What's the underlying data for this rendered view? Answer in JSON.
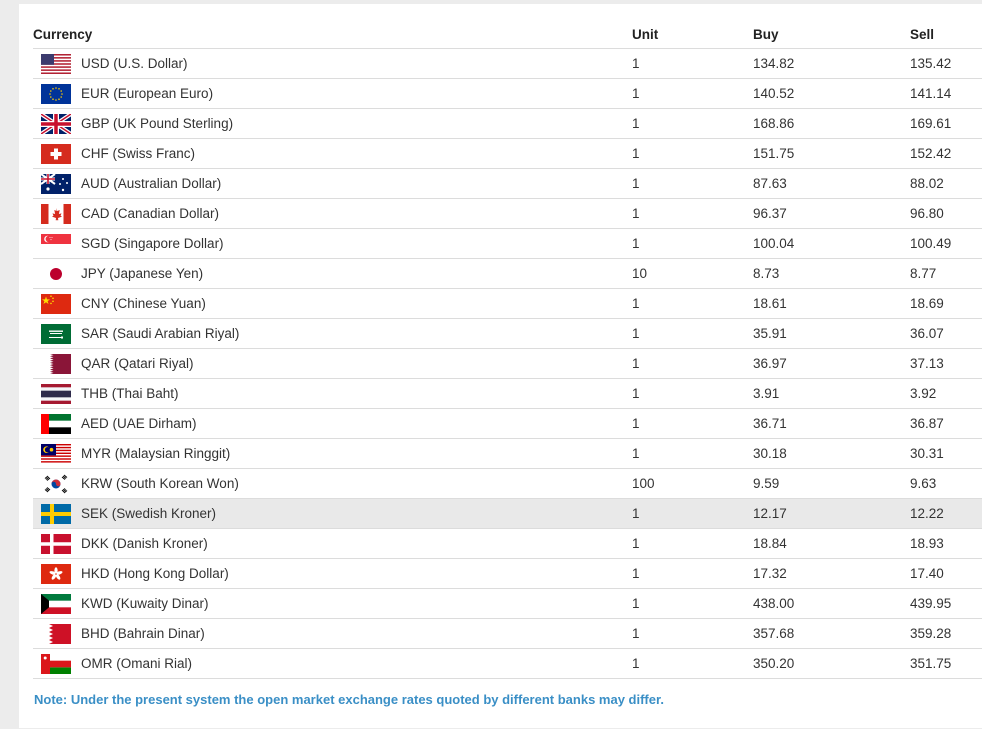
{
  "table": {
    "headers": {
      "currency": "Currency",
      "unit": "Unit",
      "buy": "Buy",
      "sell": "Sell"
    },
    "rows": [
      {
        "code": "usd",
        "name": "USD (U.S. Dollar)",
        "unit": "1",
        "buy": "134.82",
        "sell": "135.42",
        "flag_icon": "us-flag-icon"
      },
      {
        "code": "eur",
        "name": "EUR (European Euro)",
        "unit": "1",
        "buy": "140.52",
        "sell": "141.14",
        "flag_icon": "eu-flag-icon"
      },
      {
        "code": "gbp",
        "name": "GBP (UK Pound Sterling)",
        "unit": "1",
        "buy": "168.86",
        "sell": "169.61",
        "flag_icon": "uk-flag-icon"
      },
      {
        "code": "chf",
        "name": "CHF (Swiss Franc)",
        "unit": "1",
        "buy": "151.75",
        "sell": "152.42",
        "flag_icon": "swiss-flag-icon"
      },
      {
        "code": "aud",
        "name": "AUD (Australian Dollar)",
        "unit": "1",
        "buy": "87.63",
        "sell": "88.02",
        "flag_icon": "australia-flag-icon"
      },
      {
        "code": "cad",
        "name": "CAD (Canadian Dollar)",
        "unit": "1",
        "buy": "96.37",
        "sell": "96.80",
        "flag_icon": "canada-flag-icon"
      },
      {
        "code": "sgd",
        "name": "SGD (Singapore Dollar)",
        "unit": "1",
        "buy": "100.04",
        "sell": "100.49",
        "flag_icon": "singapore-flag-icon"
      },
      {
        "code": "jpy",
        "name": "JPY (Japanese Yen)",
        "unit": "10",
        "buy": "8.73",
        "sell": "8.77",
        "flag_icon": "japan-flag-icon"
      },
      {
        "code": "cny",
        "name": "CNY (Chinese Yuan)",
        "unit": "1",
        "buy": "18.61",
        "sell": "18.69",
        "flag_icon": "china-flag-icon"
      },
      {
        "code": "sar",
        "name": "SAR (Saudi Arabian Riyal)",
        "unit": "1",
        "buy": "35.91",
        "sell": "36.07",
        "flag_icon": "saudi-flag-icon"
      },
      {
        "code": "qar",
        "name": "QAR (Qatari Riyal)",
        "unit": "1",
        "buy": "36.97",
        "sell": "37.13",
        "flag_icon": "qatar-flag-icon"
      },
      {
        "code": "thb",
        "name": "THB (Thai Baht)",
        "unit": "1",
        "buy": "3.91",
        "sell": "3.92",
        "flag_icon": "thailand-flag-icon"
      },
      {
        "code": "aed",
        "name": "AED (UAE Dirham)",
        "unit": "1",
        "buy": "36.71",
        "sell": "36.87",
        "flag_icon": "uae-flag-icon"
      },
      {
        "code": "myr",
        "name": "MYR (Malaysian Ringgit)",
        "unit": "1",
        "buy": "30.18",
        "sell": "30.31",
        "flag_icon": "malaysia-flag-icon"
      },
      {
        "code": "krw",
        "name": "KRW (South Korean Won)",
        "unit": "100",
        "buy": "9.59",
        "sell": "9.63",
        "flag_icon": "south-korea-flag-icon"
      },
      {
        "code": "sek",
        "name": "SEK (Swedish Kroner)",
        "unit": "1",
        "buy": "12.17",
        "sell": "12.22",
        "flag_icon": "sweden-flag-icon"
      },
      {
        "code": "dkk",
        "name": "DKK (Danish Kroner)",
        "unit": "1",
        "buy": "18.84",
        "sell": "18.93",
        "flag_icon": "denmark-flag-icon"
      },
      {
        "code": "hkd",
        "name": "HKD (Hong Kong Dollar)",
        "unit": "1",
        "buy": "17.32",
        "sell": "17.40",
        "flag_icon": "hong-kong-flag-icon"
      },
      {
        "code": "kwd",
        "name": "KWD (Kuwaity Dinar)",
        "unit": "1",
        "buy": "438.00",
        "sell": "439.95",
        "flag_icon": "kuwait-flag-icon"
      },
      {
        "code": "bhd",
        "name": "BHD (Bahrain Dinar)",
        "unit": "1",
        "buy": "357.68",
        "sell": "359.28",
        "flag_icon": "bahrain-flag-icon"
      },
      {
        "code": "omr",
        "name": "OMR (Omani Rial)",
        "unit": "1",
        "buy": "350.20",
        "sell": "351.75",
        "flag_icon": "oman-flag-icon"
      }
    ],
    "highlighted_row": "sek"
  },
  "note": "Note: Under the present system the open market exchange rates quoted by different banks may differ.",
  "colors": {
    "note": "#3a8fc6",
    "row_highlight": "#e9e9e9",
    "row_border": "#dcdcdc"
  }
}
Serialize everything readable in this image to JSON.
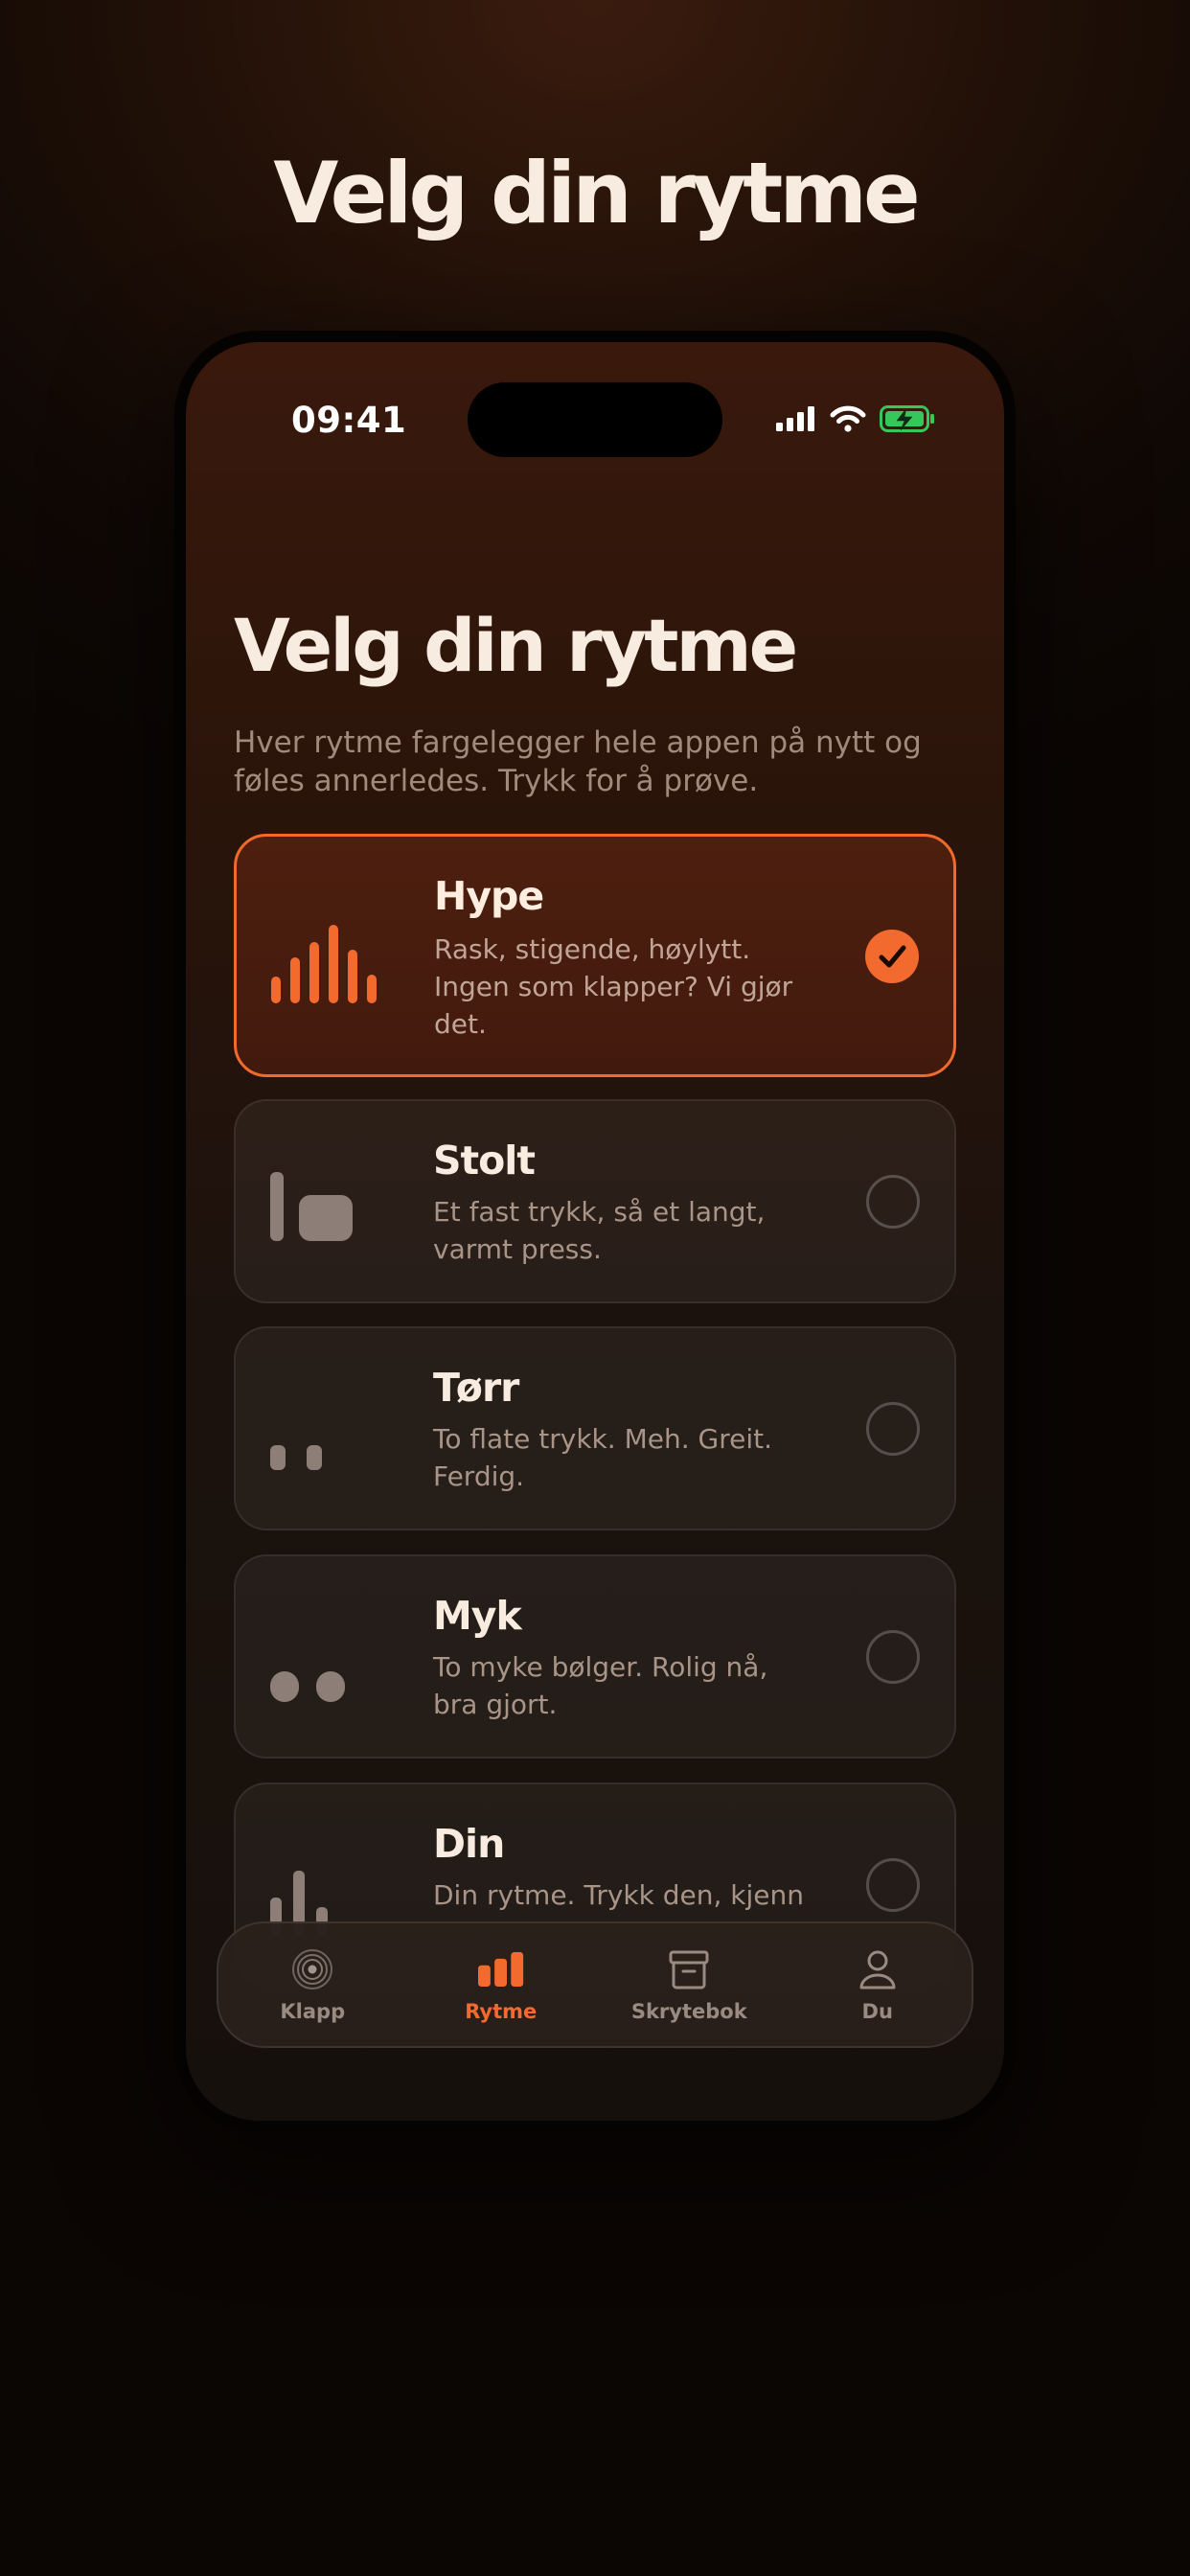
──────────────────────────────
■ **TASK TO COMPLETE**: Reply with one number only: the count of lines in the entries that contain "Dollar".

■ **REPLY TO THE EXERCISE**: 5